On the afternoon of Saturday (19th instant) the Fortieth Ohio and Eighty-fourth Indiana with a section of Eighteenth Ohio Battery became engaged with the enemy upon or near the ground occupied the previous evening. My regiment was ordered to advance to the support of the Fortieth Ohio Volunteers, which was being hard pressed by the enemy advancign in force. I moved rapidly down the road, and fortunately reached the scene of acition in time to form line of battle, cover the retreat of the Fortieth Ohio Volunteer Infantry, and check the advancing foe. Here the engagement was quite spirited, but short the enemy falling back almost as soon as my command opened on them. Knowing they were in force, and suspecting a flank movement, I fell back some fifty yards and commanded my men to lie down and wait their further movements. Here I received orders to fal back. I brought my men off the field in unbroken line of battle back nearly to the same ground occupied before making the charge. In this engagement my command behaved nobly.
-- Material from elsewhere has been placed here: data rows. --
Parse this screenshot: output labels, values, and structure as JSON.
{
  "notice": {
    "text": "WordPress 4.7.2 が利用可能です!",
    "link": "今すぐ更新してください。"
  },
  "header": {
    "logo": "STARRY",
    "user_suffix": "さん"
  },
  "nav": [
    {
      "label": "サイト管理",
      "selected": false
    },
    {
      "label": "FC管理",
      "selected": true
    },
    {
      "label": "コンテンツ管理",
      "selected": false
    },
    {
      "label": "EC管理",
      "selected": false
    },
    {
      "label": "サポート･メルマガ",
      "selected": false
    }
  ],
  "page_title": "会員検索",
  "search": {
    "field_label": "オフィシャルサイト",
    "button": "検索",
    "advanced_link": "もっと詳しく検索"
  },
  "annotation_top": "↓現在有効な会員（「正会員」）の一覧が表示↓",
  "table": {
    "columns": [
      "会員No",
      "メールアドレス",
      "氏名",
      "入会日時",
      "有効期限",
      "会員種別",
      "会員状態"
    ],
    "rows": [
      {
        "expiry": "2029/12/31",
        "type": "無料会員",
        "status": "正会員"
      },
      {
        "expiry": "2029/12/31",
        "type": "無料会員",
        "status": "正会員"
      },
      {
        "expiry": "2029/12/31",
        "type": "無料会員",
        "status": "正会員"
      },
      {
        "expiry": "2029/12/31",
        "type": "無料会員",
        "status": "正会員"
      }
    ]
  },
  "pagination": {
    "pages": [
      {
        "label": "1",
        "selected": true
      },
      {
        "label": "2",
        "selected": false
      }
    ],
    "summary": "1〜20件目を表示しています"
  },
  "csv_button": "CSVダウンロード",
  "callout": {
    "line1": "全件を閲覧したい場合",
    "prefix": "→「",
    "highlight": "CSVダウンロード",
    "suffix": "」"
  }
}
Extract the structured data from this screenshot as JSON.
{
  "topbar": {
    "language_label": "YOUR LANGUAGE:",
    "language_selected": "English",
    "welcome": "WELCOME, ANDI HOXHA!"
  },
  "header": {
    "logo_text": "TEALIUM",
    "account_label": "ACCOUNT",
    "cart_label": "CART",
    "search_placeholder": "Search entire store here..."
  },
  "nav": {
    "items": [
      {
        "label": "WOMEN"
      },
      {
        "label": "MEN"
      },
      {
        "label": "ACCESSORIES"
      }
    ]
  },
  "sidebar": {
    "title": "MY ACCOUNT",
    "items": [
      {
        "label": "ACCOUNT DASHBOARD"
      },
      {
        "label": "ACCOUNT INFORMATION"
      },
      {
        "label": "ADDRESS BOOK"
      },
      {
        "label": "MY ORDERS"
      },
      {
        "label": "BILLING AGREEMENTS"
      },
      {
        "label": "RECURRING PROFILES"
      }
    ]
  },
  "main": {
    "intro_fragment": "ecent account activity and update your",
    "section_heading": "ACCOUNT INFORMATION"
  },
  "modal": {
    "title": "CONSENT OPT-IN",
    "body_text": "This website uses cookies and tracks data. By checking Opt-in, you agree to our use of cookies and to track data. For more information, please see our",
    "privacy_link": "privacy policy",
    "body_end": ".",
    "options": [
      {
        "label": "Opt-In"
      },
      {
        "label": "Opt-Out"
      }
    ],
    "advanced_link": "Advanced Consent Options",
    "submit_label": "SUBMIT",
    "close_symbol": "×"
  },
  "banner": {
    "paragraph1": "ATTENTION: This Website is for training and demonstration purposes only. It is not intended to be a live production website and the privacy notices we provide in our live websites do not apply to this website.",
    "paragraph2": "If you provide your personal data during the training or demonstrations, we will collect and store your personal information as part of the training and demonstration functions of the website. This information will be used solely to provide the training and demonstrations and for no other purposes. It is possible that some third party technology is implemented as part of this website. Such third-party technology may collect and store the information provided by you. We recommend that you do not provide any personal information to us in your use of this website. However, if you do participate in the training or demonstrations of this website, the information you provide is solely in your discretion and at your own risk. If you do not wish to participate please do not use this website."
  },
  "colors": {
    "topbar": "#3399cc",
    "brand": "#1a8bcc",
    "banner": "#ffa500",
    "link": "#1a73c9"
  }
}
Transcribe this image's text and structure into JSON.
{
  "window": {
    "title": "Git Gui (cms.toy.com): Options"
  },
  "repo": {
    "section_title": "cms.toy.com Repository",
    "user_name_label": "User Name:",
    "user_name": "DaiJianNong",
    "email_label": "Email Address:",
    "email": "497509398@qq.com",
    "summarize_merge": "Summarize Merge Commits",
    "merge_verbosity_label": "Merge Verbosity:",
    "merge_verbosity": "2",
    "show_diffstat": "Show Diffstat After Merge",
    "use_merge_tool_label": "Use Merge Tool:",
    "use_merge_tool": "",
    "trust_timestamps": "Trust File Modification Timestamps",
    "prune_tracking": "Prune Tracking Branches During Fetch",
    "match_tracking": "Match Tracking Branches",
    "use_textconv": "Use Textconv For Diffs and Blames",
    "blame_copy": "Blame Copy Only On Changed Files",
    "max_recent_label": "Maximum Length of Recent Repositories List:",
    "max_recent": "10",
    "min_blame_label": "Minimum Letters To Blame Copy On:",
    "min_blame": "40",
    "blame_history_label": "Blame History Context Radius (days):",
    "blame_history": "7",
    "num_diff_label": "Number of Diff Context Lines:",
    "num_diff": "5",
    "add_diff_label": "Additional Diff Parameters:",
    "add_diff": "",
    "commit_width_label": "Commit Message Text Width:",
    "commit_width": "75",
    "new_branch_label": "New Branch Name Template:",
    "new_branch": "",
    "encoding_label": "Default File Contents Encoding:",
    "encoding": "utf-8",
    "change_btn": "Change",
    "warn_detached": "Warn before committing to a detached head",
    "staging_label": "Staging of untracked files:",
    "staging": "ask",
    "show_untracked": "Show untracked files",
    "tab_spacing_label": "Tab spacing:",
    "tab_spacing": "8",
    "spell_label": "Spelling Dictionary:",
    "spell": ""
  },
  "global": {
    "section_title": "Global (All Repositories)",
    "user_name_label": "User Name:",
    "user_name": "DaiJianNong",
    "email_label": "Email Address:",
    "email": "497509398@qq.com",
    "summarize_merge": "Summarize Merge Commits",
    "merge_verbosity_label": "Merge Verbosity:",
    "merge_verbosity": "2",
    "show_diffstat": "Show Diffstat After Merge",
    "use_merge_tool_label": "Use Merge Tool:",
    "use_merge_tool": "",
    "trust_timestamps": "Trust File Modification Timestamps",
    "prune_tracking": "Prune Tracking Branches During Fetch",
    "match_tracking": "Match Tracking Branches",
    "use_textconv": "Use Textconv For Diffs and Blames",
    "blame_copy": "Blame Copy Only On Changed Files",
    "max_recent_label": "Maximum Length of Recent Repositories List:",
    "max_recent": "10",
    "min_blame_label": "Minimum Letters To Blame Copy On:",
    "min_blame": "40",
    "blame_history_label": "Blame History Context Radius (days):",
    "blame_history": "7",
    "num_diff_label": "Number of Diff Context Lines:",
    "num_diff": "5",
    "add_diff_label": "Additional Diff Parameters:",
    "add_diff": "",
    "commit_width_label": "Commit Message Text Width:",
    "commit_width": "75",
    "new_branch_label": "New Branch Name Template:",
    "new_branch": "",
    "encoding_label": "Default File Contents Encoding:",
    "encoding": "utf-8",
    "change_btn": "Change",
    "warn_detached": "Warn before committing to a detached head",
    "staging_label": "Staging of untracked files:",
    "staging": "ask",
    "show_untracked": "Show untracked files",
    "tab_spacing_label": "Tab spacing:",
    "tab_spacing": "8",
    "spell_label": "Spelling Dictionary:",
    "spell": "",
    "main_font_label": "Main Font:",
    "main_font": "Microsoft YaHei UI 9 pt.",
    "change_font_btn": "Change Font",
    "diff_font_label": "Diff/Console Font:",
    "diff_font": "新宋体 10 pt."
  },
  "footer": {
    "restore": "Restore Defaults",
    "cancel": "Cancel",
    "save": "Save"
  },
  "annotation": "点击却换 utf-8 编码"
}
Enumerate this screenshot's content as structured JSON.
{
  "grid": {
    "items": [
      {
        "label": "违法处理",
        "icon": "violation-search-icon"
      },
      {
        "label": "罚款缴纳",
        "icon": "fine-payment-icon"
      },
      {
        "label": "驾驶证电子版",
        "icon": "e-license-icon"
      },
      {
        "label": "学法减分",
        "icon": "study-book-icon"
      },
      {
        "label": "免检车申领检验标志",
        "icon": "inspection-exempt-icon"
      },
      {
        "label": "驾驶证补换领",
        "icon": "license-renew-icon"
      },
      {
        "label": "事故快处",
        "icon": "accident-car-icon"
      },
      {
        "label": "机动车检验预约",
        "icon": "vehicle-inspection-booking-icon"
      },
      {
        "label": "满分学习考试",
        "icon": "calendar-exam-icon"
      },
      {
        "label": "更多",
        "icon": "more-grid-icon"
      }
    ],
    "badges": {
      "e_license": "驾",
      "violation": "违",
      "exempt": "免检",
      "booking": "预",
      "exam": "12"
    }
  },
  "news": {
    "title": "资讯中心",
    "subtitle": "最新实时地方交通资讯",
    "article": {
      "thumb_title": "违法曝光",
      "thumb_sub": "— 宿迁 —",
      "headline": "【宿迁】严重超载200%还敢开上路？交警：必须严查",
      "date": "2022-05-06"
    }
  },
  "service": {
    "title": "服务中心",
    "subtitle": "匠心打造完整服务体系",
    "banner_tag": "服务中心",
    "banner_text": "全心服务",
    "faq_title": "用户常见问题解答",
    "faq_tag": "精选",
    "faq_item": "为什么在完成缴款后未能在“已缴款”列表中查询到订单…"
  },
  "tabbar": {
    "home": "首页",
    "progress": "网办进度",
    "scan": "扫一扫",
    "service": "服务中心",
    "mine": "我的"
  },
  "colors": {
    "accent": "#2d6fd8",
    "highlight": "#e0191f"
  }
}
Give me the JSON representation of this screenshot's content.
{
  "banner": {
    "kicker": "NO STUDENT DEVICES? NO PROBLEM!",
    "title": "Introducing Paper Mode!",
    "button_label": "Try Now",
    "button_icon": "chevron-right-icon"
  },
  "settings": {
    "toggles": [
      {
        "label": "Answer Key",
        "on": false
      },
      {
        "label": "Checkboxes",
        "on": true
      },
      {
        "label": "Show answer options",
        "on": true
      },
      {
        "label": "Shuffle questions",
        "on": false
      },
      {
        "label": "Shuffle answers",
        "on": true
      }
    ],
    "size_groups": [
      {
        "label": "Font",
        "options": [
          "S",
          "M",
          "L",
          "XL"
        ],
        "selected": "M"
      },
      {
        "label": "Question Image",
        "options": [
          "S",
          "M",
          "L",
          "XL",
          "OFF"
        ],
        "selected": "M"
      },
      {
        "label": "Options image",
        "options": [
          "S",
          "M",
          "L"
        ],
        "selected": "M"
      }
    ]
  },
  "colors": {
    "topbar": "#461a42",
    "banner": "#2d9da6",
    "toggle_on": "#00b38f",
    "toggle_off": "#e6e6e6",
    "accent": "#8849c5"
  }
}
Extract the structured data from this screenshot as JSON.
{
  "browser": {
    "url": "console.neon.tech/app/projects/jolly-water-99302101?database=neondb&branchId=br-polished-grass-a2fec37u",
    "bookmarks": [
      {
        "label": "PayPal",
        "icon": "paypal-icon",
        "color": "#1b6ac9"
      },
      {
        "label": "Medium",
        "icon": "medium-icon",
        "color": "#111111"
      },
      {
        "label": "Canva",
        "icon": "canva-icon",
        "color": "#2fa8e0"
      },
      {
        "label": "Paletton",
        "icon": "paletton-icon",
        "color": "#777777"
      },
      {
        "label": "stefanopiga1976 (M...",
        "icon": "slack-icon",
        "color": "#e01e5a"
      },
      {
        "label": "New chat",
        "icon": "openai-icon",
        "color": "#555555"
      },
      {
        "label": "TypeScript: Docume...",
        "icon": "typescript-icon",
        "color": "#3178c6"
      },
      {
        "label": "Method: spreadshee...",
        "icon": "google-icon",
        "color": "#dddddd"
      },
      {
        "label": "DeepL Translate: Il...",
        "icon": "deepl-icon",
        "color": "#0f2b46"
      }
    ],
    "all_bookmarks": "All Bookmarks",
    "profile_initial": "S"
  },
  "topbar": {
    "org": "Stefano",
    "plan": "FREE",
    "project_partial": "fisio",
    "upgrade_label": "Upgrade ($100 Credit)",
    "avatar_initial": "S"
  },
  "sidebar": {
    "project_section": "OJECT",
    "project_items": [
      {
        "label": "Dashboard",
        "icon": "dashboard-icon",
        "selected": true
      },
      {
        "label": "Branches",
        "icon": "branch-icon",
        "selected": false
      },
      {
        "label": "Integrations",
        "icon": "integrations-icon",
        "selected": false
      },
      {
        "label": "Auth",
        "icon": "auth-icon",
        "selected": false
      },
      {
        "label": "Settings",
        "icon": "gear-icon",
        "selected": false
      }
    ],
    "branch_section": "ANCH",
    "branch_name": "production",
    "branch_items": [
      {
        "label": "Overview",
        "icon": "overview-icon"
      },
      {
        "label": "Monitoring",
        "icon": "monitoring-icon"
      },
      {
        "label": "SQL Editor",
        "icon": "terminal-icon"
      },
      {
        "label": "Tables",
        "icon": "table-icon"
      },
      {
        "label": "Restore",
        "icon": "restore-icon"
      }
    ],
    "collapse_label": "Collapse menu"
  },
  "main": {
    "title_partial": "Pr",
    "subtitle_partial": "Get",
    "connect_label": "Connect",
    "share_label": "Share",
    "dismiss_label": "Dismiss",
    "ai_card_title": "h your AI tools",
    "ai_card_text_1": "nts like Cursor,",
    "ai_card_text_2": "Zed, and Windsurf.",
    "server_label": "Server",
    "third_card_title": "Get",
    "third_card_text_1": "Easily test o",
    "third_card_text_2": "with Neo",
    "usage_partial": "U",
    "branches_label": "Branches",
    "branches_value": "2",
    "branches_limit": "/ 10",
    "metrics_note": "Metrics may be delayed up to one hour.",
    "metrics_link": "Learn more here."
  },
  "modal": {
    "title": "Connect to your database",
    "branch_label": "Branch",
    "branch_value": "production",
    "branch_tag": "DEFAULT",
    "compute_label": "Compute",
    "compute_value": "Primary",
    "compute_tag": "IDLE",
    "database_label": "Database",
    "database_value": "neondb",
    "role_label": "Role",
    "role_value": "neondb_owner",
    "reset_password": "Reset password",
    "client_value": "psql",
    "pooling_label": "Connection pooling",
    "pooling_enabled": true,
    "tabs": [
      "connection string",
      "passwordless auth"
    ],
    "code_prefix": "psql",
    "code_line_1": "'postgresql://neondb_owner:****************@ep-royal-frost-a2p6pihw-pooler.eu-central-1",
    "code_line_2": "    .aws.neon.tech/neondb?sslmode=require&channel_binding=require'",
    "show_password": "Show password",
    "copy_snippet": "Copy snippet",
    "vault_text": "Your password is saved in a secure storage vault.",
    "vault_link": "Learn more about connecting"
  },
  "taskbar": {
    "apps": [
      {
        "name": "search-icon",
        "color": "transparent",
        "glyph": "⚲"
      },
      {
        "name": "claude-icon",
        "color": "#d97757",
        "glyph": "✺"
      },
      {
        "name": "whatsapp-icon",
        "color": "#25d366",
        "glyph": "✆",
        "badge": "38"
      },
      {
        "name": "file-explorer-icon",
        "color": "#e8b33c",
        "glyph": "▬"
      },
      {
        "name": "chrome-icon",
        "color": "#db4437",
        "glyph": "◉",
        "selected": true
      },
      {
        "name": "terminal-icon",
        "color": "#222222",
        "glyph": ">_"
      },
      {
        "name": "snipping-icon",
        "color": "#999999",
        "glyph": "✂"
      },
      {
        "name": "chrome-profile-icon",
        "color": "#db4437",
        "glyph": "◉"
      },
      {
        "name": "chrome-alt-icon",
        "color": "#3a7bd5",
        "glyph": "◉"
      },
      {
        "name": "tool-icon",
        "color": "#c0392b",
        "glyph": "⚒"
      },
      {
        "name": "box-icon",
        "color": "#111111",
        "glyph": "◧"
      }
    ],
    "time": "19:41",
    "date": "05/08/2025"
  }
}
Here ended our labors for that day. I lost 4 men wounded and 1 captured in consequence of his remaining behind with his wounded brogher. All the wounded were brought into camp and were provided for.
On the morning of 20th instant my regiment was placed in front and on the extreme right of all the forces in the vicinity of McAfee Church, now increased by the arrival of Second Brigade, First Division, the Twenty-second Michigan and Eighty-ninth Ohio Volunteer Infantry, and Second Brigade, Second Division, Reserve Corps, under command of Brigadier-General Steedman, and were awaiting an expected attack of the enemy. About 11 a. m. this whole force was ordered toward the Fayetteville [La Fayette] road to re-enforce Fourteenth Army Corps, which, with detachments of Twentieth and Twenty-first Army Crops, were being hard pressed by the enemy, who had massed his forces on either side of the Fayetteville [La Fayette] road. The available force of the Reserve Corps moved off in fine order and good spirits at quick time and eager to engage the enemy. Arriving on the contrested ground it was ascertained that a heavy force was forming on the extreme right of General Thomas with a view of turning his right and cutting him off from Chattanooga. With singular skill and precision the First Division, Reserve Corps, under command of General Steedman, was thrown upon the extreme right just at the time and on the precise ground where most needed. In passing to this position along an open field our forces were subjected to a heavy cross fire from a battery on our left, east of the Fayetteville [La Fayette] road. Here fell Captain S. M. Hucktep, of Company D, this regiment, severely wounded in the thigh; my orderly, riding near me, was also wounded, and a private of Company A. From this position so opportunely chosen the whole division simultaneously charged the rebel lines and handsomely drove them form the contiguous hills. My regiment moved forward in the front line of battle with the Ninety-sixth Illinois Infantry on my right and the Twenty-second Regiment Michigan Volunteer Infantry on my left. Here my regiment suffered